Amitav Ghosh, who is about equally known as a novelist and an essayist, begins this terrifying book--really a "cri du coeur"-- by asking why anthropogenic climate change, the central crisis of our time, is nearly absent from contemporary fiction. This question initially struck me as odd and narrowly-focused and poorly reflective of the broader societal response to the problem. But he devotes most of the rest of the book to showing that the absence of climate change from fiction is indeed reflective of society's unwillingness to confront it at all. Why? Because of its scale, its pervasiveness, its dreadful implications for the future; the perfect conditions to trigger denial. Ghosh compares the texts of the 2016 Paris Agreement and Pope Francis' environmental encyclical "Laudato Si." Of the first, he writes: "The Agreement's rhetoric serves to clarify much that it leaves unsaid; namely, that its intention and the essence of what it has achieved, is to create yet another neo-liberal
frontier where corporations, entrepreneurs, and public officials will be able to join forces in enriching each other." He is much more sanguine about the encyclical, seeing it as a moral guidepost to effective action, if not a directly applicable one. But to what extent can moral force overcome entrenched interests, short-term vision, and institutionalized hypocrisy?
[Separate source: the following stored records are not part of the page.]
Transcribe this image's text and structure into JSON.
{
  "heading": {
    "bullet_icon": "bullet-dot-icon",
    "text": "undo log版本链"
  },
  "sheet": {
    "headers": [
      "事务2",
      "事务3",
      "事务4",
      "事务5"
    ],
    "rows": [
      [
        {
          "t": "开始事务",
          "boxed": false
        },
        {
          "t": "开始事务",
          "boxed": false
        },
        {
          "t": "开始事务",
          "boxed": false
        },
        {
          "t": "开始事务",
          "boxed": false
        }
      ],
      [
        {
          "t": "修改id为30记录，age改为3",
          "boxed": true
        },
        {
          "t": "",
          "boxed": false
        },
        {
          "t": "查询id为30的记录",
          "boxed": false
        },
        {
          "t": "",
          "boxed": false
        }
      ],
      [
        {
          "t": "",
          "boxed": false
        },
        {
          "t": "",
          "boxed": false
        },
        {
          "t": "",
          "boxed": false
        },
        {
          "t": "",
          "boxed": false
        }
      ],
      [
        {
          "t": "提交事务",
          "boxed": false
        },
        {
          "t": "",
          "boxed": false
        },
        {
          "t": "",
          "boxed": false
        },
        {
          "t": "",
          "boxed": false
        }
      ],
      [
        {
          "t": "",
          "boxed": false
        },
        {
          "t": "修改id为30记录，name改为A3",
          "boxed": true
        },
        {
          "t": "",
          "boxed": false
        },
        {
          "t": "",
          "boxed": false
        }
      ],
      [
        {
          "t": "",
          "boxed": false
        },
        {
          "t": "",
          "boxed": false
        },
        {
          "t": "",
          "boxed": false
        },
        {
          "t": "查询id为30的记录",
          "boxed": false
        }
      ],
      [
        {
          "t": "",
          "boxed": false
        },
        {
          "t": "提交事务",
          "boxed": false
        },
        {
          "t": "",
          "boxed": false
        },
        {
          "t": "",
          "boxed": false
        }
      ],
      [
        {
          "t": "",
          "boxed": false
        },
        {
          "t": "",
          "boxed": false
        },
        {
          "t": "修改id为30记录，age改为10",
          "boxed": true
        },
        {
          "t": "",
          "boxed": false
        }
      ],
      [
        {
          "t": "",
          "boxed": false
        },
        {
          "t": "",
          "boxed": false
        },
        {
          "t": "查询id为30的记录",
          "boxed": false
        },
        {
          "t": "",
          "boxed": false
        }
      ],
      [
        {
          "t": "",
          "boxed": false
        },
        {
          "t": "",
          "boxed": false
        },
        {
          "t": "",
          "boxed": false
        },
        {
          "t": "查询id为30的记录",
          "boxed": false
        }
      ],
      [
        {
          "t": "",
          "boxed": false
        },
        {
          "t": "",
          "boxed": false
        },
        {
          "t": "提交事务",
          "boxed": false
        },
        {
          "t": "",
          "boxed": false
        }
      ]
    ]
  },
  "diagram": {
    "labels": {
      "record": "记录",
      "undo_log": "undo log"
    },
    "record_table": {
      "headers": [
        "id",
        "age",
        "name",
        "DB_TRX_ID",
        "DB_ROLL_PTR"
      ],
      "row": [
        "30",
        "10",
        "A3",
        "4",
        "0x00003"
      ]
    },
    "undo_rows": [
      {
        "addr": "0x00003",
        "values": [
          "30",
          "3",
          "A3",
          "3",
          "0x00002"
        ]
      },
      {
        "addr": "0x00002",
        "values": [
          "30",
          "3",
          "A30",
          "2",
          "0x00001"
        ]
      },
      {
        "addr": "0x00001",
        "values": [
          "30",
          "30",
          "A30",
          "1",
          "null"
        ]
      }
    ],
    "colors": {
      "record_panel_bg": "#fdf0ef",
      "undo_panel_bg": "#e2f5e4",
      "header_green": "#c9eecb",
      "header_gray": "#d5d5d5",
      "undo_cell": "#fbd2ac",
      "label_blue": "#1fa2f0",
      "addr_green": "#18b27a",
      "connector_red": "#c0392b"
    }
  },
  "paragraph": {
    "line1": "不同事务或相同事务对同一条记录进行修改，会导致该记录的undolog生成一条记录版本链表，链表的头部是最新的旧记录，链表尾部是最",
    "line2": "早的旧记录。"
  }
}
Two more observations: (1) This display of Ghosh's wide-ranging erudition encompasses many allusions unfamiliar to American readers. Because I teach tropical ecology I am familiar with the Sundurbans. I am not familiar with many of the South Asian writers and thinkers referenced here. I hope other readers will be motivated, as I am, to learn more about them. (2) On page 5 Ghosh refers to the Lake Nyos outgassing disaster, in which some 1700 people died. He says Lake Nyos is in the Congo. It's in Cameroon. The error has no impact on the message of the book, but it's annoying that it got through the editing process.